Laura Moriarty’s new dystopian novel, American Heart, pays homage to Mark Twain’s The Adventures of Huckleberry Finn.
The book opens in Hannibal, Missouri, when a 15-year-old white girl, Sarah-Mary, reluctantly agrees to aid a fugitive woman of Middle Eastern descent escape to Canada. This woman takes an alias, Chloe, and is on the run for breaking a new American law requiring Muslims to register with the government.
As they travel north to the border, Sarah-Mary and Chloe--in danger of being exposed when they check into motels--pass time in roadside cafes, hitch rides, and finally, seek passage across the Canadian border. Sarah-Mary questions her loyalty to Chloe again and again because the larger forces at play are beyond her understanding. But she is also impressionable and adopts the passion of the newly converted when she comes to understand the precarious circumstances Chloe is in.
Moriarty’s book has something else in common with Huck Finn: controversy. She has been accused of cultural appropriation because she’s written a white savior story featuring a Muslim American from the Middle East. Zadie Smith recently made an argument in support of all storytellers: As an artist, she wants to get into the head of every size, shape, and color of person. However, as a reader she doesn’t have to read anything she chooses not to.
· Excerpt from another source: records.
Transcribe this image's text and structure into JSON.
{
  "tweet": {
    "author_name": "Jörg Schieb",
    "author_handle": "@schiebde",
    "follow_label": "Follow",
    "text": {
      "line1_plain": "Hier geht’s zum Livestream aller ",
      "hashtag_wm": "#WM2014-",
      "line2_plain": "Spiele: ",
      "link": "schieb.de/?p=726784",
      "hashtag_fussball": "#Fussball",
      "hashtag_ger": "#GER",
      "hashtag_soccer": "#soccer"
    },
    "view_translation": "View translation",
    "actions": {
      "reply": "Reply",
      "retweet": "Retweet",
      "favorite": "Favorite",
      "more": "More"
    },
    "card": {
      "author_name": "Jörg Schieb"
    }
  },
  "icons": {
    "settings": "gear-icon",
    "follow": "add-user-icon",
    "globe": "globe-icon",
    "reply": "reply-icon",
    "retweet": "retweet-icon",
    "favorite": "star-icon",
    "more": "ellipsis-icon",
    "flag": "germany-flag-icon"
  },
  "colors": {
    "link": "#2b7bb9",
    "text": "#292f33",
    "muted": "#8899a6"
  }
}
I chose to read this novel expecting a great story and it delivered. I was also immersed in the fragile world of two Americans who get deeply into the other’s head, resulting in growth, empathy and understanding.